Eventually, it’s hoped the mine on Bell Island will feature permanent infrastructure that will add dive adventure tourism at the historic site to the world-class wreck diving found just off the island’s coast. For the time-being, the hard work will help simplify, and aid the success of an effort to add the the two kilometers of passage explored and lined during the 2007 project I was lucky enough to be part of.

Over the next several weeks, and certainly during Expedition Week (February 13 – 20), I’ll try to keep you up-to-date on progress and exactly what’s planned.

 

In the meantime, hats off to Mark ( Magoo) McGowan, John ( Johnny O) Olivero, Nick Dawe, Kyle Morgan, Rick Stanley, Ron Reid, Teresita ( Teddy) McCarthy, Des McCarthy, and Tom Spracklin.

Thank you for your efforts folks.

 

For a comprehensive line-up of who will be working on the project, visit my friend and co-leader’s blog… Thanks Jill.

http://www.intotheplanet.com/newfoundland/

 

Building the odds in favor of a good outcome…

LongO'THREE

A simple tip from the closest thing you’ll find to an expert
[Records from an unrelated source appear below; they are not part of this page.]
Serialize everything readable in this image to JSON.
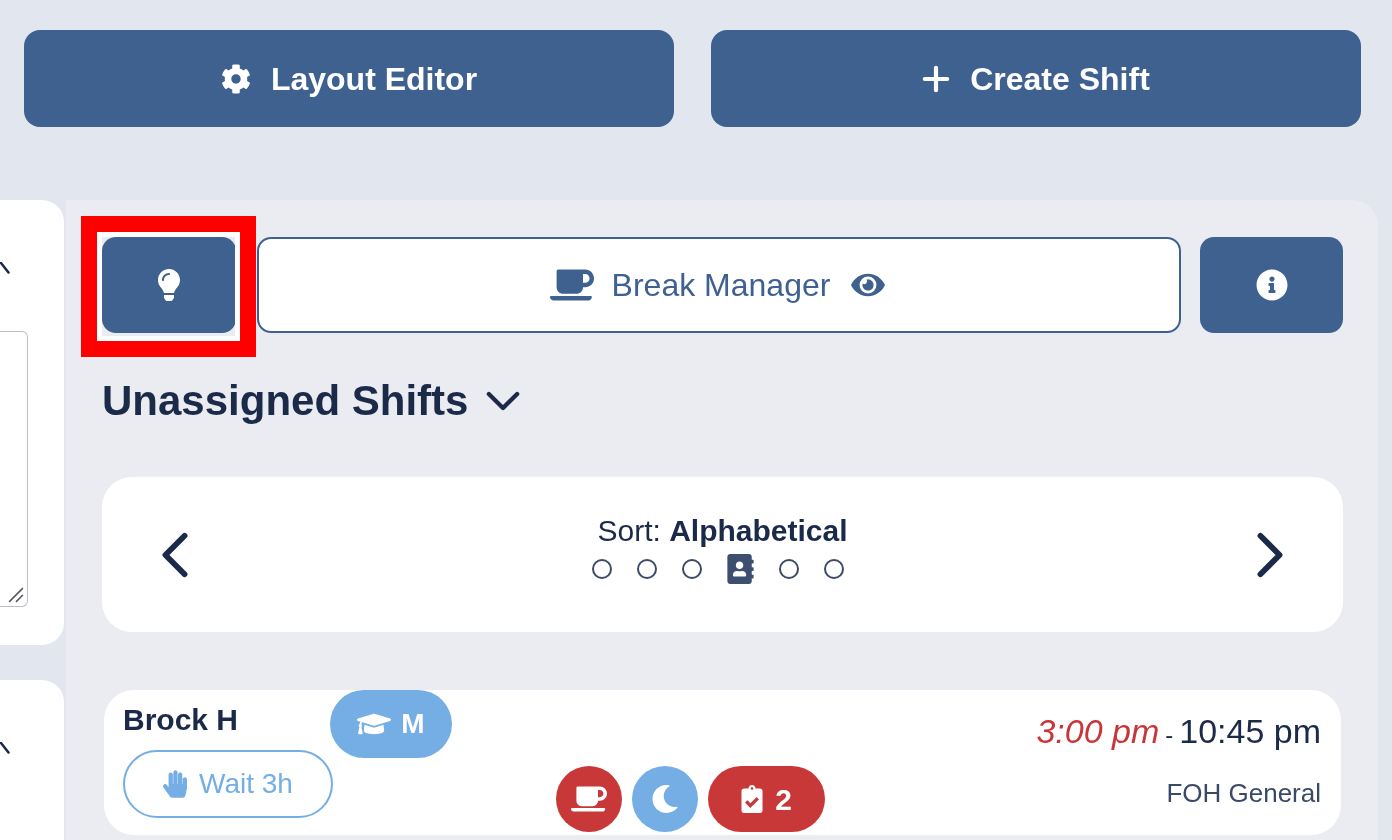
{
  "toolbar": {
    "buttons": [
      {
        "kind": "layout",
        "label": "Layout Editor"
      },
      {
        "kind": "create",
        "label": "Create Shift"
      }
    ]
  },
  "main": {
    "hint_button": {
      "highlighted": true
    },
    "break_manager": {
      "label": "Break Manager"
    },
    "section": {
      "title": "Unassigned Shifts"
    },
    "sort": {
      "label": "Sort:",
      "value": "Alphabetical",
      "pages": [
        {
          "selected": false
        },
        {
          "selected": false
        },
        {
          "selected": false
        },
        {
          "selected": true
        },
        {
          "selected": false
        },
        {
          "selected": false
        }
      ]
    },
    "shifts": [
      {
        "name": "Brock H",
        "badge": "M",
        "wait": "Wait 3h",
        "start": "3:00 pm",
        "start_late": true,
        "separator": "-",
        "end": "10:45 pm",
        "position": "FOH General",
        "indicators": [
          {
            "kind": "break",
            "color": "#c93838"
          },
          {
            "kind": "night",
            "color": "#74aee4"
          },
          {
            "kind": "tasks",
            "label": "2",
            "color": "#c93838"
          }
        ]
      }
    ]
  }
}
I have one of the best jobs imaginable… I get to dive for a living. It has drawbacks just like any job… I spend a lot of time away from home and the people I love; sometimes I am compelled to jump into the water when all I really want to do is sit on my arse and veg out; and there are few constants in a very fluid and organic field of research about diving, which means lots of reading, lots of lectures, lots of changes in what we teach and what we reject.
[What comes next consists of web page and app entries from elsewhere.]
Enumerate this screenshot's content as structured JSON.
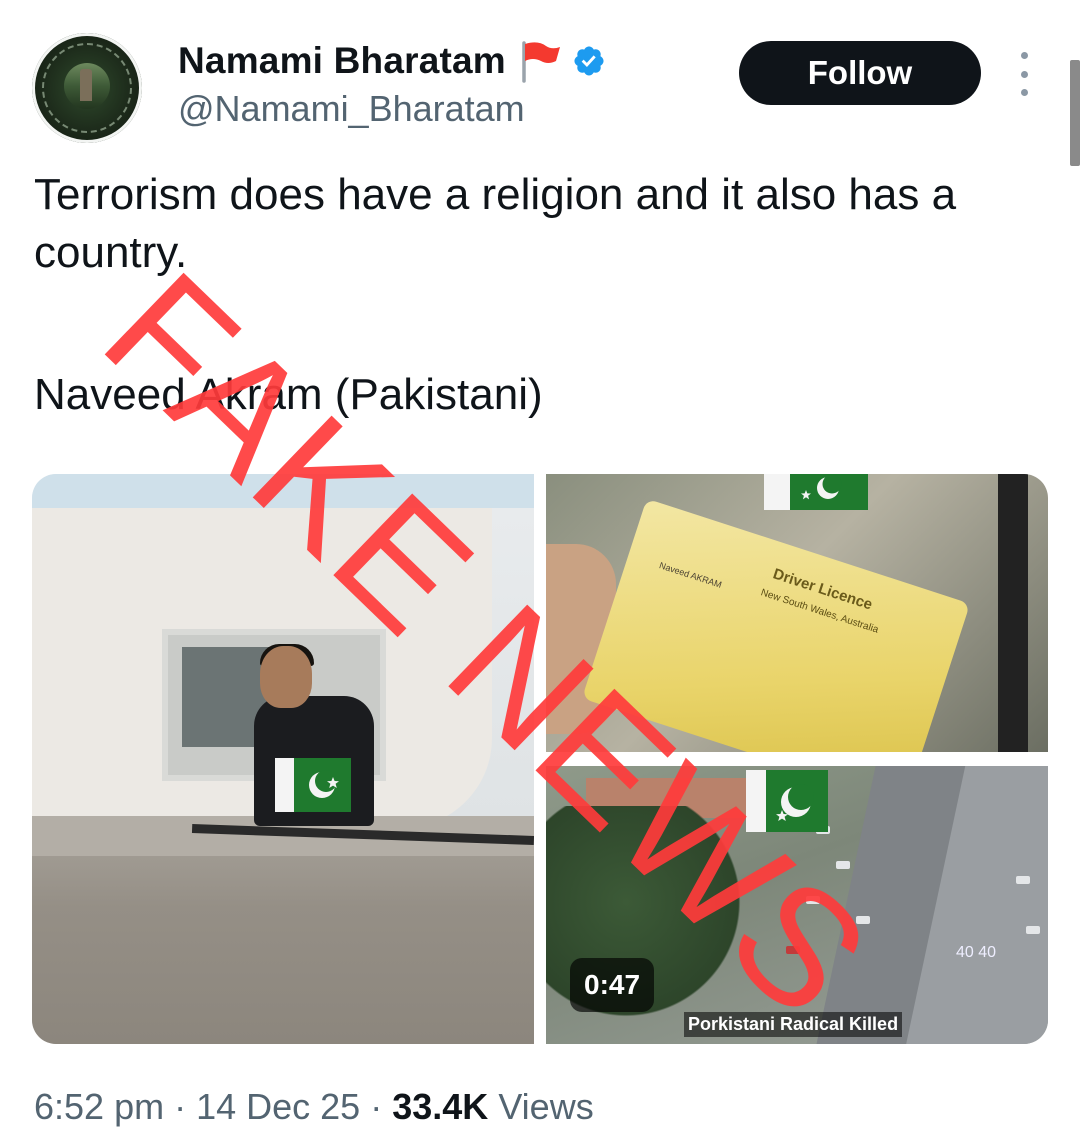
{
  "author": {
    "display_name": "Namami Bharatam",
    "handle": "@Namami_Bharatam",
    "avatar_icon": "circular-logo-avatar",
    "name_emoji_icon": "red-flag-emoji-icon",
    "verified_icon": "verified-badge-icon",
    "verified_color": "#1d9bf0"
  },
  "actions": {
    "follow_label": "Follow",
    "more_icon": "more-vertical-icon"
  },
  "tweet": {
    "line1": "Terrorism does have a religion and it also has a country.",
    "line2": "Naveed Akram (Pakistani)"
  },
  "media": {
    "image1_flag_icon": "pakistan-flag-icon",
    "image2_card_title": "Driver Licence",
    "image2_card_subtitle": "New South Wales, Australia",
    "image2_card_name": "Naveed AKRAM",
    "video_duration": "0:47",
    "video_caption": "Porkistani Radical Killed",
    "video_speed_sign": "40 40"
  },
  "overlay": {
    "stamp_text": "FAKE NEWS",
    "stamp_color": "#ff3b3b"
  },
  "meta": {
    "time": "6:52 pm",
    "date": "14 Dec 25",
    "views_count": "33.4K",
    "views_label": "Views"
  }
}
However, there are also a bunch of positives… including the list of things on the drawback list: I travel, I dive a lot, I get to feed my brain new stuff all the time.

One of the best things though is the people I meet. The so-called technical diving community is packed with cool folks. These are the men and women with open minds, boundless curiosity, and a willingness to share what they’ve discovered. They are stellar human beings and it’s a gas to hang out with them, and learn from them.

One guy who always has something interesting to say is Dr. Neal Pollock. Neal is ex-pat Canadian scientist. He’s a research physiologist working in the States, and has a background in zoology, exercise physiology and environmental physiology. He is also a diver and part of his research relates to decompression stress.

He also has a very “English” sense of understated humor in his writing and presentation style which appeals to me. I particularly appreciate lines such as: “The approximation of decompression status predicted by current deterministic algorithms should not be confused with ‘truth.'” Honest, insightful, and funny.

Anyhow, his latest blog is a hugely interesting read. It’s entitled “Flexible Control of Decompression Stress” and you’ll find it here: https://www.shearwater.com/news/flexible-control-of-decompression-stress/

Take the time to visit and read. You’ll learn something.